| To do |
The answer must be an exact printing of every record below, with the pictures omitted.
▼
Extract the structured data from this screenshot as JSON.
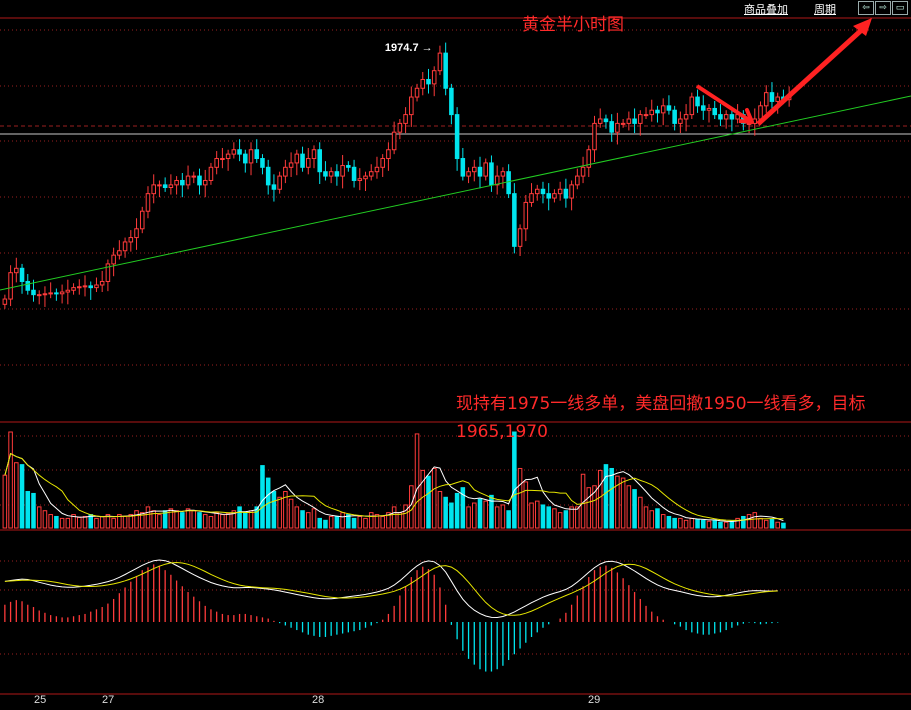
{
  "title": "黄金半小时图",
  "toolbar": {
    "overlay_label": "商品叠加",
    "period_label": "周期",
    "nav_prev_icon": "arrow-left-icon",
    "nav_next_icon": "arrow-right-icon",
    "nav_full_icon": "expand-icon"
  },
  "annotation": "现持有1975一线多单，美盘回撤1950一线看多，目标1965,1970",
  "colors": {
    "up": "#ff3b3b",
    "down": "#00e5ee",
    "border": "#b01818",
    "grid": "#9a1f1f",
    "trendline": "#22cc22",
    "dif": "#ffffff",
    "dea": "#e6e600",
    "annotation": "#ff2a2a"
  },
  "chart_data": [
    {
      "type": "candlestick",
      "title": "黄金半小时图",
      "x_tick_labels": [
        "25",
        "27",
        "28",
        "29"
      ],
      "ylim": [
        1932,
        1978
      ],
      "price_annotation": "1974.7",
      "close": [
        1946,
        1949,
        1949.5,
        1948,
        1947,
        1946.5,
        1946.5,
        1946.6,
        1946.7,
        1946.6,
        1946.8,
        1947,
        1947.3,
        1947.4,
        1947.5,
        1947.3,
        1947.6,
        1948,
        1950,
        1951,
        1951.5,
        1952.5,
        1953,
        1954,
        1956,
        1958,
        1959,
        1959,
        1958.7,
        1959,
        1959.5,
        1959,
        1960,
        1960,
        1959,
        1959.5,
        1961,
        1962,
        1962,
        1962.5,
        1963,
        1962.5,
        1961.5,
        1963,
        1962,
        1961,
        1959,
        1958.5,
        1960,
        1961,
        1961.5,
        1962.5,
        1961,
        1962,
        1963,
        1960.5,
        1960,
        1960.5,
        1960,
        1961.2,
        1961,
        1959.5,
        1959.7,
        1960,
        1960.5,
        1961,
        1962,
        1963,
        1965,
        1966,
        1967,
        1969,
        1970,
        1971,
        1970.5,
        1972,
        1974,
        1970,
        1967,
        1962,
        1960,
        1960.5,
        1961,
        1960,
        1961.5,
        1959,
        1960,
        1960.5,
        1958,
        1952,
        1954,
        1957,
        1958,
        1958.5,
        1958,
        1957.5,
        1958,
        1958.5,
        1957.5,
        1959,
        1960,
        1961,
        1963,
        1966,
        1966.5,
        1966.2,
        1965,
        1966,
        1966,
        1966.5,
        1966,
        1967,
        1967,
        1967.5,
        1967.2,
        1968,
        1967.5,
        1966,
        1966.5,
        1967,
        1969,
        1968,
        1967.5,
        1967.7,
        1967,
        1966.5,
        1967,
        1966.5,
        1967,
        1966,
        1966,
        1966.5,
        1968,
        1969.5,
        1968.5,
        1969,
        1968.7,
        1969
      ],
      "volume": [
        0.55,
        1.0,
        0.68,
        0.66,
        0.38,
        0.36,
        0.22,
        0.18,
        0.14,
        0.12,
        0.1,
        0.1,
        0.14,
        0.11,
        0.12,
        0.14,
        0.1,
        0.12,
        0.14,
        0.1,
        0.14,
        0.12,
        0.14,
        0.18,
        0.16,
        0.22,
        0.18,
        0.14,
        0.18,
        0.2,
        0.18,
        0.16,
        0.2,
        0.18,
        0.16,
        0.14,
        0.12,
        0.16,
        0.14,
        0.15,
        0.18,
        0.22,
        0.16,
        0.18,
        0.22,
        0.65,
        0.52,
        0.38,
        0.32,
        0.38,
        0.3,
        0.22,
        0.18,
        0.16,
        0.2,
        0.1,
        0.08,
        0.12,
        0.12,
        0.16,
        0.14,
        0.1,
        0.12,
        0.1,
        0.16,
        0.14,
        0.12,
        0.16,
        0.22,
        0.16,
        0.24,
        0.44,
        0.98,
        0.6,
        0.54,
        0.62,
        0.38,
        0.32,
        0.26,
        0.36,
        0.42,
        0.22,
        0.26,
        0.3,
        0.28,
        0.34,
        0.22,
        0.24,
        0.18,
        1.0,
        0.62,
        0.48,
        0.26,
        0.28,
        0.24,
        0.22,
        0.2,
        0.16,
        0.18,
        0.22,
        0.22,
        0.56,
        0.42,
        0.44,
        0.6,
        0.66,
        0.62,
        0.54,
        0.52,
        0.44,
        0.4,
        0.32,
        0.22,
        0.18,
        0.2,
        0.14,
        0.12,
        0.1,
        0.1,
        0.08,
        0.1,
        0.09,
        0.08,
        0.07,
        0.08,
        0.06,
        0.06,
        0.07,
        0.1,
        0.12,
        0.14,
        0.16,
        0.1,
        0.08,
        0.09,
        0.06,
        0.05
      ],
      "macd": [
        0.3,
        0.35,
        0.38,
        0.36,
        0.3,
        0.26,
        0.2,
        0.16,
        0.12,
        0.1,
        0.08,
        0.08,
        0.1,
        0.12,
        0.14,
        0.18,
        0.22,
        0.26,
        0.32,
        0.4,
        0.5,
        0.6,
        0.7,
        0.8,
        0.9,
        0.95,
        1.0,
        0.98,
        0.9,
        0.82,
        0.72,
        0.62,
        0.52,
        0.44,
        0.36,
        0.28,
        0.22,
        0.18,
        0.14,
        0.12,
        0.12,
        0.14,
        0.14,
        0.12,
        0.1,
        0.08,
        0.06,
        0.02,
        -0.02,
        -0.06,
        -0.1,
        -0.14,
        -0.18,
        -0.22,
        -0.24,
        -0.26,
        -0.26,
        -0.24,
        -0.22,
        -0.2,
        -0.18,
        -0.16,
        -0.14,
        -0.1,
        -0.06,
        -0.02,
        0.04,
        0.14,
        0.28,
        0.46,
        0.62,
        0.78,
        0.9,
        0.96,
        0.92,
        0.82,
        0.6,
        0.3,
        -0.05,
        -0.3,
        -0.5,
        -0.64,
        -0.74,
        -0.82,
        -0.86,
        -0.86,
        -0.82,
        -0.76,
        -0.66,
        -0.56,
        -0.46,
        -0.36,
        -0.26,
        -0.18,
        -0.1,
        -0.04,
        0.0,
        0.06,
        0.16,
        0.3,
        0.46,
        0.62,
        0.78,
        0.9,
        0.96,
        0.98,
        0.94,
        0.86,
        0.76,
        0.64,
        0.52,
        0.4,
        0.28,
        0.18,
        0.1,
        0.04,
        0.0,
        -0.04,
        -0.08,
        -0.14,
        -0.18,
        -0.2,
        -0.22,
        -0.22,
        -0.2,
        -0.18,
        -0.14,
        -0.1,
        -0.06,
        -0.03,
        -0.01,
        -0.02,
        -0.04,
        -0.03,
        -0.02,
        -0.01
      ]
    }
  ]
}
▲
| Task result |
Extract the structured data from this screenshot as JSON.
{
  "title": "黄金半小时图",
  "toolbar": {
    "overlay_label": "商品叠加",
    "period_label": "周期",
    "nav_prev_icon": "arrow-left-icon",
    "nav_next_icon": "arrow-right-icon",
    "nav_full_icon": "expand-icon"
  },
  "annotation": "现持有1975一线多单，美盘回撤1950一线看多，目标1965,1970",
  "colors": {
    "up": "#ff3b3b",
    "down": "#00e5ee",
    "border": "#b01818",
    "grid": "#9a1f1f",
    "trendline": "#22cc22",
    "dif": "#ffffff",
    "dea": "#e6e600",
    "annotation": "#ff2a2a"
  },
  "chart_data": [
    {
      "type": "candlestick",
      "title": "黄金半小时图",
      "x_tick_labels": [
        "25",
        "27",
        "28",
        "29"
      ],
      "ylim": [
        1932,
        1978
      ],
      "price_annotation": "1974.7",
      "close": [
        1946,
        1949,
        1949.5,
        1948,
        1947,
        1946.5,
        1946.5,
        1946.6,
        1946.7,
        1946.6,
        1946.8,
        1947,
        1947.3,
        1947.4,
        1947.5,
        1947.3,
        1947.6,
        1948,
        1950,
        1951,
        1951.5,
        1952.5,
        1953,
        1954,
        1956,
        1958,
        1959,
        1959,
        1958.7,
        1959,
        1959.5,
        1959,
        1960,
        1960,
        1959,
        1959.5,
        1961,
        1962,
        1962,
        1962.5,
        1963,
        1962.5,
        1961.5,
        1963,
        1962,
        1961,
        1959,
        1958.5,
        1960,
        1961,
        1961.5,
        1962.5,
        1961,
        1962,
        1963,
        1960.5,
        1960,
        1960.5,
        1960,
        1961.2,
        1961,
        1959.5,
        1959.7,
        1960,
        1960.5,
        1961,
        1962,
        1963,
        1965,
        1966,
        1967,
        1969,
        1970,
        1971,
        1970.5,
        1972,
        1974,
        1970,
        1967,
        1962,
        1960,
        1960.5,
        1961,
        1960,
        1961.5,
        1959,
        1960,
        1960.5,
        1958,
        1952,
        1954,
        1957,
        1958,
        1958.5,
        1958,
        1957.5,
        1958,
        1958.5,
        1957.5,
        1959,
        1960,
        1961,
        1963,
        1966,
        1966.5,
        1966.2,
        1965,
        1966,
        1966,
        1966.5,
        1966,
        1967,
        1967,
        1967.5,
        1967.2,
        1968,
        1967.5,
        1966,
        1966.5,
        1967,
        1969,
        1968,
        1967.5,
        1967.7,
        1967,
        1966.5,
        1967,
        1966.5,
        1967,
        1966,
        1966,
        1966.5,
        1968,
        1969.5,
        1968.5,
        1969,
        1968.7,
        1969
      ],
      "volume": [
        0.55,
        1.0,
        0.68,
        0.66,
        0.38,
        0.36,
        0.22,
        0.18,
        0.14,
        0.12,
        0.1,
        0.1,
        0.14,
        0.11,
        0.12,
        0.14,
        0.1,
        0.12,
        0.14,
        0.1,
        0.14,
        0.12,
        0.14,
        0.18,
        0.16,
        0.22,
        0.18,
        0.14,
        0.18,
        0.2,
        0.18,
        0.16,
        0.2,
        0.18,
        0.16,
        0.14,
        0.12,
        0.16,
        0.14,
        0.15,
        0.18,
        0.22,
        0.16,
        0.18,
        0.22,
        0.65,
        0.52,
        0.38,
        0.32,
        0.38,
        0.3,
        0.22,
        0.18,
        0.16,
        0.2,
        0.1,
        0.08,
        0.12,
        0.12,
        0.16,
        0.14,
        0.1,
        0.12,
        0.1,
        0.16,
        0.14,
        0.12,
        0.16,
        0.22,
        0.16,
        0.24,
        0.44,
        0.98,
        0.6,
        0.54,
        0.62,
        0.38,
        0.32,
        0.26,
        0.36,
        0.42,
        0.22,
        0.26,
        0.3,
        0.28,
        0.34,
        0.22,
        0.24,
        0.18,
        1.0,
        0.62,
        0.48,
        0.26,
        0.28,
        0.24,
        0.22,
        0.2,
        0.16,
        0.18,
        0.22,
        0.22,
        0.56,
        0.42,
        0.44,
        0.6,
        0.66,
        0.62,
        0.54,
        0.52,
        0.44,
        0.4,
        0.32,
        0.22,
        0.18,
        0.2,
        0.14,
        0.12,
        0.1,
        0.1,
        0.08,
        0.1,
        0.09,
        0.08,
        0.07,
        0.08,
        0.06,
        0.06,
        0.07,
        0.1,
        0.12,
        0.14,
        0.16,
        0.1,
        0.08,
        0.09,
        0.06,
        0.05
      ],
      "macd": [
        0.3,
        0.35,
        0.38,
        0.36,
        0.3,
        0.26,
        0.2,
        0.16,
        0.12,
        0.1,
        0.08,
        0.08,
        0.1,
        0.12,
        0.14,
        0.18,
        0.22,
        0.26,
        0.32,
        0.4,
        0.5,
        0.6,
        0.7,
        0.8,
        0.9,
        0.95,
        1.0,
        0.98,
        0.9,
        0.82,
        0.72,
        0.62,
        0.52,
        0.44,
        0.36,
        0.28,
        0.22,
        0.18,
        0.14,
        0.12,
        0.12,
        0.14,
        0.14,
        0.12,
        0.1,
        0.08,
        0.06,
        0.02,
        -0.02,
        -0.06,
        -0.1,
        -0.14,
        -0.18,
        -0.22,
        -0.24,
        -0.26,
        -0.26,
        -0.24,
        -0.22,
        -0.2,
        -0.18,
        -0.16,
        -0.14,
        -0.1,
        -0.06,
        -0.02,
        0.04,
        0.14,
        0.28,
        0.46,
        0.62,
        0.78,
        0.9,
        0.96,
        0.92,
        0.82,
        0.6,
        0.3,
        -0.05,
        -0.3,
        -0.5,
        -0.64,
        -0.74,
        -0.82,
        -0.86,
        -0.86,
        -0.82,
        -0.76,
        -0.66,
        -0.56,
        -0.46,
        -0.36,
        -0.26,
        -0.18,
        -0.1,
        -0.04,
        0.0,
        0.06,
        0.16,
        0.3,
        0.46,
        0.62,
        0.78,
        0.9,
        0.96,
        0.98,
        0.94,
        0.86,
        0.76,
        0.64,
        0.52,
        0.4,
        0.28,
        0.18,
        0.1,
        0.04,
        0.0,
        -0.04,
        -0.08,
        -0.14,
        -0.18,
        -0.2,
        -0.22,
        -0.22,
        -0.2,
        -0.18,
        -0.14,
        -0.1,
        -0.06,
        -0.03,
        -0.01,
        -0.02,
        -0.04,
        -0.03,
        -0.02,
        -0.01
      ]
    }
  ]
}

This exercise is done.